In situating these works between the pictorialist and purist impulses of early modernist photography, Rolston creates his own visual vernacular, commenting on the nature of art as it moves from one representation to the next, and shedding light on the unique human capacity for imitation. The postmodern ethos to quote, cite, and re-stage is on full view in these portraits, where an artwork, once re-staged by a performer in the Pageant, becomes seen anew in Rolston’s lens. It is this layering of images and representations that is, at once, both postmodern as well as primeval, drawing on the human capacity not only to create art, but to use art as a means to perpetuate timeless myths and stories that bridge the past with the present, and merge the real with the fantastic.

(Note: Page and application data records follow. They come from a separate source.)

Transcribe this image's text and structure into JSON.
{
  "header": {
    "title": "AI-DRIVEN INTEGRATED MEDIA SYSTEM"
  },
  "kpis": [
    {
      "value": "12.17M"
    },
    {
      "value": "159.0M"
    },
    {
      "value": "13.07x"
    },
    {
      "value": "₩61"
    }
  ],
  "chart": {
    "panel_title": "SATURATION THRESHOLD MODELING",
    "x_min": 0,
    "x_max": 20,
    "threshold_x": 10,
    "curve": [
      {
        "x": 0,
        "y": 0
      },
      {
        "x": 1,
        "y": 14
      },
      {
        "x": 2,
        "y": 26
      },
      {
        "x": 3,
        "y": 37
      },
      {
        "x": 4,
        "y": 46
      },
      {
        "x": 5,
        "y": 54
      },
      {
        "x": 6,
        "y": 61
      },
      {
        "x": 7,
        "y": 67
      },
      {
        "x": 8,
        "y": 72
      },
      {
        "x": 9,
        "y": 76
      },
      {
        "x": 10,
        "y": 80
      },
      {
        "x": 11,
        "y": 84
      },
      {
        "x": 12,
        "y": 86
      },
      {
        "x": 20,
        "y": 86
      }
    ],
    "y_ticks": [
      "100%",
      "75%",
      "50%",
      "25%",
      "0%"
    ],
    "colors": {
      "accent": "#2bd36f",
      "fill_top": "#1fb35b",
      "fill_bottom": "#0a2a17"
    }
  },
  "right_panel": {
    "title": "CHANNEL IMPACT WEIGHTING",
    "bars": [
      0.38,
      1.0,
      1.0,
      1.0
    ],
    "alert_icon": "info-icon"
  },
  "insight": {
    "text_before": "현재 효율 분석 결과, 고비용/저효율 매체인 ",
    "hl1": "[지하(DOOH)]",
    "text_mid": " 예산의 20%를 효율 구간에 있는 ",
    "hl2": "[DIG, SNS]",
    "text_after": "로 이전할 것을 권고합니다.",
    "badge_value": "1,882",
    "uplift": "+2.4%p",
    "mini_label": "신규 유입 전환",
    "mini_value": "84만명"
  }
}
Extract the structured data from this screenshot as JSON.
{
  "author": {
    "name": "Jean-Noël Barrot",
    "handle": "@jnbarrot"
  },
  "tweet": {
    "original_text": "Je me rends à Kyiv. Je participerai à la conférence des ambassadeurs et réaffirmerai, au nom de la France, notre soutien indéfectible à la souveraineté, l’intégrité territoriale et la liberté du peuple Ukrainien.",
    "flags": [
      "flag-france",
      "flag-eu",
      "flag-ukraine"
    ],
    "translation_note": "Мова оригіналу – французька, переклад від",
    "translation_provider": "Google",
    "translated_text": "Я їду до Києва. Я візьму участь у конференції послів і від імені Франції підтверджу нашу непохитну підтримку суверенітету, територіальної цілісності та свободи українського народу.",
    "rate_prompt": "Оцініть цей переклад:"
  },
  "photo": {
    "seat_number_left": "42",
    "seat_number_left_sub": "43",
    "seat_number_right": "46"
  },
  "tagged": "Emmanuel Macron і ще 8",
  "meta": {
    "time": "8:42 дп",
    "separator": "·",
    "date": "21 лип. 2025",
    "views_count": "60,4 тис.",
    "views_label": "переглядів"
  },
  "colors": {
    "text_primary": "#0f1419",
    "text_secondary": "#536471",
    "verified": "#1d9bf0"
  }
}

About Matthew Rolston
Matthew Russell Rolston is an American artist, photographer, and director known for his signature lighting techniques and detailed approach to art direction and design. Born in Los Angeles, Rolston studied drawing and painting in his hometown at the Chouinard Art Institute and Otis College of Art and Design, as well as in the Bay Area at the San Francisco Art Institute. He also studied illustration, photography, imaging, and film at ArtCenter College of Design in Pasadena, California, where in 2006, he received an Honorary Doctorate. In 1998, Rolston endowed the “Matthew Rolston Scholarship for Photography and Film,” at ArtCenter. He remains actively involved in this program as a mentor and lecturer on the subjects of modern communication techniques, fashion aesthetics and luxury brand strategies. Rolston’s photographs are in the permanent collections of the Los Angeles County Museum of Art and the National Portrait Gallery (Donald W. Reynolds Center for American Art and Portraiture at The Smithsonian, Washington, D.C.), among others.
For more information about Matthew Rolston and Art People, please visit www.matthewrolstonartpeople.com